— Raw data —
---

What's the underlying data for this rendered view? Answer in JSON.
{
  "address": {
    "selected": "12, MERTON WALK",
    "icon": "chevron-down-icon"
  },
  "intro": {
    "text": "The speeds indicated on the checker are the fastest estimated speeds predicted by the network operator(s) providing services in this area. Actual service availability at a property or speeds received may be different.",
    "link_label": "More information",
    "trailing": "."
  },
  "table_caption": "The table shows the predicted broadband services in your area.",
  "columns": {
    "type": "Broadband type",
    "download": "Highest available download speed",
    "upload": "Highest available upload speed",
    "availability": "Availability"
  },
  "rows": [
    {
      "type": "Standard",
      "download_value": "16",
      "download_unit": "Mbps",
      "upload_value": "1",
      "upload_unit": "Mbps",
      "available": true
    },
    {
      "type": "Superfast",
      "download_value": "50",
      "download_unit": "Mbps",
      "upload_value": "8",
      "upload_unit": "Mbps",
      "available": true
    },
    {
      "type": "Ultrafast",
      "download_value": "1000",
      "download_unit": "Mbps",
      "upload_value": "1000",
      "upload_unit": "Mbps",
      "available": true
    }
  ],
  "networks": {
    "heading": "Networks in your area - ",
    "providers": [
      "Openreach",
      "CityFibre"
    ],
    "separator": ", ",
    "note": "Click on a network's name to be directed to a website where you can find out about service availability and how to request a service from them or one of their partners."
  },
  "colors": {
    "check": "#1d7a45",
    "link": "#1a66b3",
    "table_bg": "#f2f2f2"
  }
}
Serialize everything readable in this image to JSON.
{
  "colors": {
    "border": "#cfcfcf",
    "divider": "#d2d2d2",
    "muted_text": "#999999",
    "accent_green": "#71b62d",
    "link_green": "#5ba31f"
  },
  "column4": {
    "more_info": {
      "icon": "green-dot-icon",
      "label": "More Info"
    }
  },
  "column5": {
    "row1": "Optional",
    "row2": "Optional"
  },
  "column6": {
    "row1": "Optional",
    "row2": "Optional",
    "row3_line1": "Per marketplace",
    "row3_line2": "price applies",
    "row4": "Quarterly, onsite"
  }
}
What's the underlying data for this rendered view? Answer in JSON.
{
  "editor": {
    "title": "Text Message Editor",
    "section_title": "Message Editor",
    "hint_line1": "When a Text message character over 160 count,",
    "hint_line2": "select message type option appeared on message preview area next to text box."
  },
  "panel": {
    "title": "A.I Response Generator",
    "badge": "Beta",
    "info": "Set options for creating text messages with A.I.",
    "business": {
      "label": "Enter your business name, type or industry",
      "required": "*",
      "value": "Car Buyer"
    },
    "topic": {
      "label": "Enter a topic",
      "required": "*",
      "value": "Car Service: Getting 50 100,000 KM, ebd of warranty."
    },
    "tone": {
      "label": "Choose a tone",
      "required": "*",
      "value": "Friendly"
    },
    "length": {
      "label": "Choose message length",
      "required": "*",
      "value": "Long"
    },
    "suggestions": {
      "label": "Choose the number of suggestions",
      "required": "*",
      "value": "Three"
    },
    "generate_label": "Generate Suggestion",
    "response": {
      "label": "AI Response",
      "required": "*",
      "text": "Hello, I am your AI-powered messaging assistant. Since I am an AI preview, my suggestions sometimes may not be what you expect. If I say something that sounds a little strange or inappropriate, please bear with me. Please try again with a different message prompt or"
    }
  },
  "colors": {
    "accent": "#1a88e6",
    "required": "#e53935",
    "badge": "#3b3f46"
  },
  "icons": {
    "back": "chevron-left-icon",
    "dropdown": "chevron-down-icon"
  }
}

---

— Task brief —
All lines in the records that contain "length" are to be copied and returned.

— Written answer —
    "length": {
      "label": "Choose message length",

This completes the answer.